For the drawings of the enslaved and slavery in this graphic novel, I generally used a rough style, typified by sketches from the eighteenth century. I was also trying to achieve the effect of the drawings being done in the moment, as a witness to slavery. I wanted that sense reflected by having an unfinished quality to the drawings. The unfinished quality metaphorically shows that these are lives in suspension because of the cruelty of slavery. Slavery is not who these humans are; it is what they have been forced to be through inhumanity.
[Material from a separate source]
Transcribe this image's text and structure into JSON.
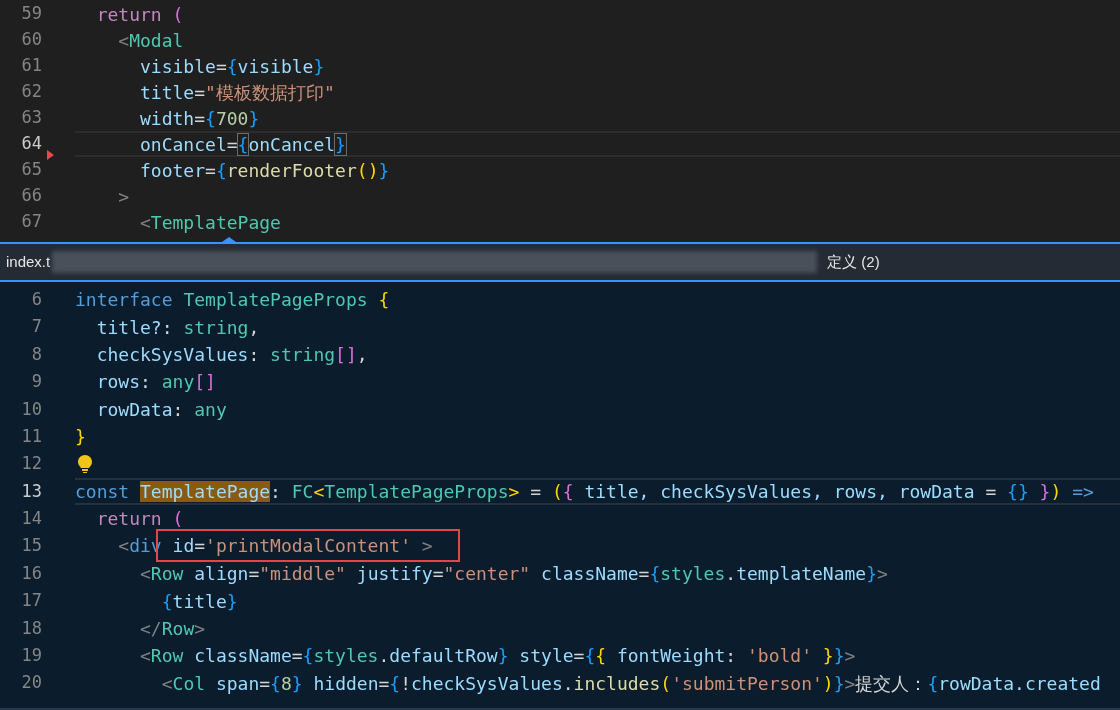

In some cases, such as the double-page spread depicting the horrors of slavery, I resorted to extreme drawing methods, using a knife to directly cut into the paper and wet paint in order to achieve a sense of chaos and brutality.
In what way does your book help us imagine new worlds?
It is vital that progressive people offer their narrative to history because we know that the right wing, anti-democratic forces, despots, fascists, racists, and misogynists often crave legitimacy through history. Witness the monuments to the confederacy in the American South. As citizens we need to comprehend our past in order to have a sophisticated understanding of our present and lead us to imagine new worlds.
In Prophet Against Slavery I used the art as an element in imagining a new world, for example Benjamin Lay’s height became a visual dynamic. As I illustrated him during his confrontations with the Quaker establishment I emphasized his dwarfism but as Lay's arguments gained the moral and political high ground, I used close-ups of his face to show that the dynamic had shifted. By using close-ups and tilting the angle of his head, metaphorically, it becomes Lay who is looking down upon the Quaker slave-owners and their moral failings and hypocrisy.
Benjamin Lay was already 55 when he carried out one of his most extraordinary acts of guerilla theatre in the opening of my book. It is his longevity as an activist, exhibiting stamina, fortitude and integrity in the face of the cruelties observed against his fellow humans that he imagined a world without slavery. He was a revolutionary who wanted to turn the world upside down. He did, but that work is not finished.
Roberto Sirvent is editor of the Black Agenda Report Book Forum.